    The main component in the PCV system is the PCV valve, which is usually located in the valve cover. A hose connects the PCV valve to the intake manifold. A second hose between the air cleaner and crankcase or other valve cover (V6 or V8 applications) provides fresh air to help flush the vapors out of the crankcase. Some engines have a separate air filter for the PCV breather hose located inside the air cleaner.

    The PCV valve is a spring-loaded valve with a specific orifice size designed to restrict the amount of air that's siphoned from the crankcase into the intake manifold. This is necessary because air drawn through the valve from the crankcase has a leaning effect on the fuel mixture much the same as a vacuum leak. So air flow through the valve must be controlled within certain limits. At idle, air flow is reduced because little blowby is produced. When the engine is cruising and vacuum is high, airflow through the PCV valve is at a maximum to purge the blowby vapors from the crankcase.

    It's important to note that PCV valves are sized for specific engine applications. The wrong PCV valve for an application can flow too much or too little air causing driveability problems. Varnish deposits can clog the valve, so replacement for preventative maintenance is recommended (every 50,000 miles usually).

    Not all engines have PCV valves. Some (like Ford Escort, GM FWD cars with the Quad Four engine, etc.) ventilate the crankcase with a small breather hose and calibrated orifice. There is no spring-loaded PCV valve. On these applications, no maintenance is usually necessary.
  • I have replaced PCV valves in the past, so I am familiar with them and
    their purpose.

    But wondering if a defective PCV valve would cause very high pressure
    buildup inside the gas tank itself?
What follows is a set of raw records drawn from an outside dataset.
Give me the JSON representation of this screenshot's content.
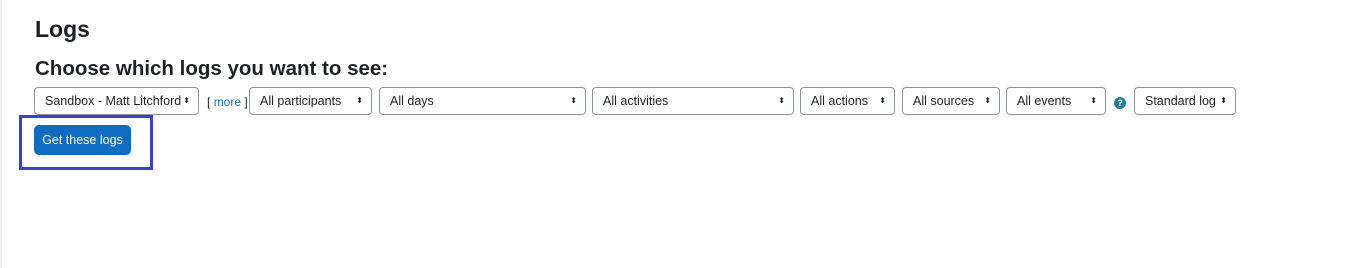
{
  "page": {
    "title": "Logs",
    "heading": "Choose which logs you want to see:"
  },
  "filters": {
    "course": "Sandbox - Matt Litchford",
    "more_open": "[",
    "more_label": "more",
    "more_close": "]",
    "participants": "All participants",
    "days": "All days",
    "activities": "All activities",
    "actions": "All actions",
    "sources": "All sources",
    "events": "All events",
    "help_icon": "?",
    "log_store": "Standard log"
  },
  "icons": {
    "select_arrows": "⬍",
    "help": "question-circle"
  },
  "actions": {
    "get_logs_label": "Get these logs"
  },
  "colors": {
    "primary": "#0f6cbf",
    "help_icon": "#1f7e9a",
    "highlight": "#3c3fc8"
  }
}
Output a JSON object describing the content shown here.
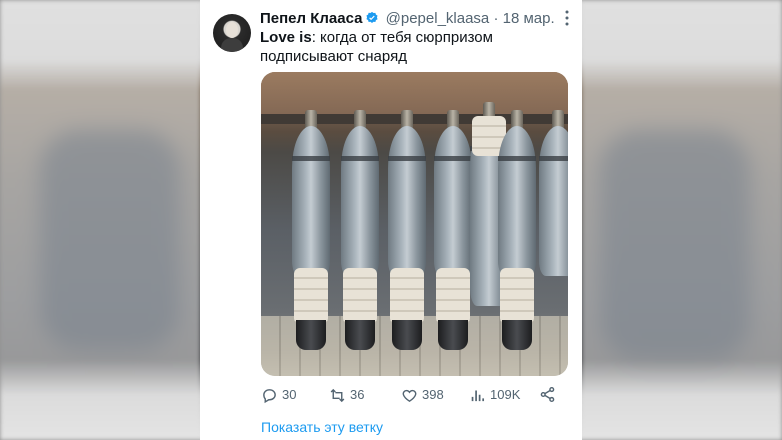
{
  "tweet": {
    "author_name": "Пепел Клааса",
    "handle": "@pepel_klaasa",
    "separator": "·",
    "date": "18 мар.",
    "more_icon": "more-vertical-icon",
    "text_bold": "Love is",
    "text_rest": ": когда от тебя сюрпризом подписывают снаряд",
    "verified_color": "#1d9bf0"
  },
  "actions": {
    "replies": "30",
    "retweets": "36",
    "likes": "398",
    "views": "109K"
  },
  "thread_link": "Показать эту ветку",
  "colors": {
    "link": "#1d9bf0",
    "muted": "#536471",
    "text": "#0f1419"
  }
}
It almost seems like some gas
    vapor recycle system is not kicking-in and purging this buildup of gas
    vapors back into some engine intake mechanism.

    When I remove the gas cap, raw gas vapors REALLY roar out which
    leads me to believe some pressure regulator (?) is not kicking in to reduce
    this gas tank pressure.

    Does this make sense to you??
Sign In or Register to comment.